Mr. Clarkson also sought to explain his repeated encouragements for physical contact with the woman as a byproduct of their workplace rapport.

“In our texts,” he wrote, “we exchanged innocent mutual endearments between us in words and emojis. On several occasions, this person initiated a friendly hug when I came to her work place, and I reflexively gave her a tiny peck of a kiss on top of her head.”

Mr. Clarkson acknowledged that the messages were wrong to send “due to the disparity in our workplace rank” and that he “should have maintained a more distanced and professional relationship.”

Mr. Clarkson said he stopped messaging the employee when she asked him to. More than two months later, the governor’s office was alerted to the exchange by “a representative of political opposition,” Mr. Clarkson wrote.

Mr. Dunleavy’s statement on Mr. Clarkson’s resignation makes no mention of politics and says, “There is nothing more important than the protection of our state employees, and that includes feeling safe when an employee is at work.”

In June, The Anchorage Daily News and ProPublica filed a public records requests with state officials for all text or instant messages sent from the personal and state-funded mobile phones of Mr. Clarkson to the female employee.

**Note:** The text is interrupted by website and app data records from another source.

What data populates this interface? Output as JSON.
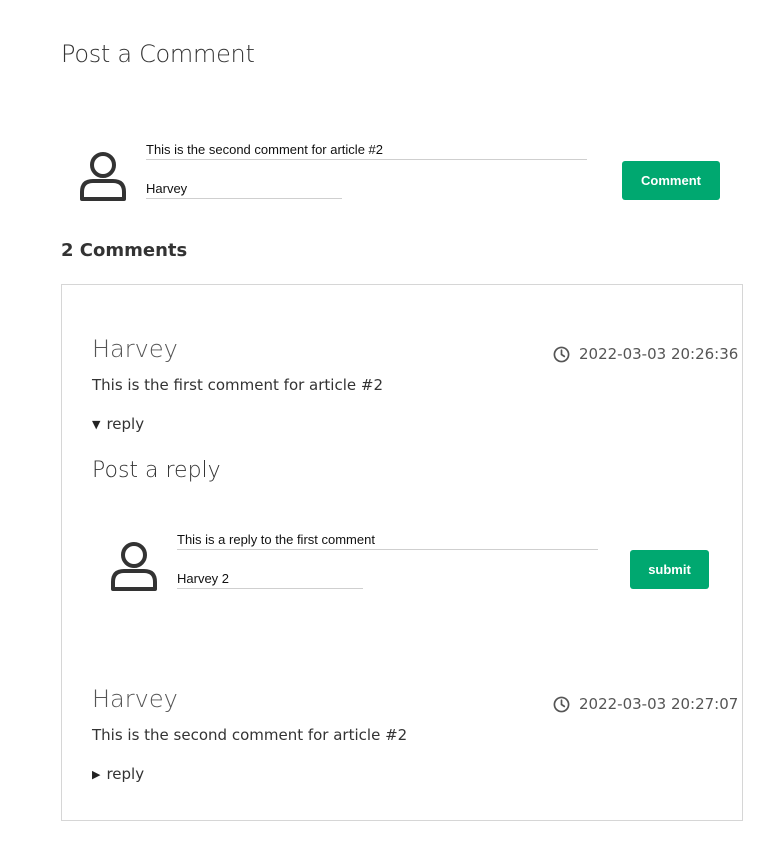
{
  "post_comment": {
    "title": "Post a Comment",
    "comment_value": "This is the second comment for article #2",
    "name_value": "Harvey",
    "button_label": "Comment"
  },
  "comments_section": {
    "count_label": "2 Comments",
    "comments": [
      {
        "author": "Harvey",
        "time": "2022-03-03 20:26:36",
        "text": "This is the first comment for article #2",
        "reply_toggle": {
          "glyph": "▼",
          "label": "reply",
          "expanded": true
        },
        "reply_form": {
          "title": "Post a reply",
          "reply_value": "This is a reply to the first comment",
          "name_value": "Harvey 2",
          "button_label": "submit"
        }
      },
      {
        "author": "Harvey",
        "time": "2022-03-03 20:27:07",
        "text": "This is the second comment for article #2",
        "reply_toggle": {
          "glyph": "▶",
          "label": "reply",
          "expanded": false
        }
      }
    ]
  },
  "colors": {
    "accent": "#00a870",
    "text": "#333333",
    "muted": "#555555",
    "border": "#d6d6d6"
  },
  "icons": {
    "avatar": "user-icon",
    "time": "clock-icon"
  }
}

Alan J. Birnbaum, chief assistant attorney general in the state law department, said the department did not have the records.

The news outlets said they obtained the records from a third party, which they did not identify.

Mr. Birnbaum later told The New York Times that the Alaska Public Records Act covers “public records.” The messages Mr. Clarkson sent the employee, Mr. Birnbaum wrote, “were personal records — not public records — and not in the possession or control of the Alaska Department of Law.”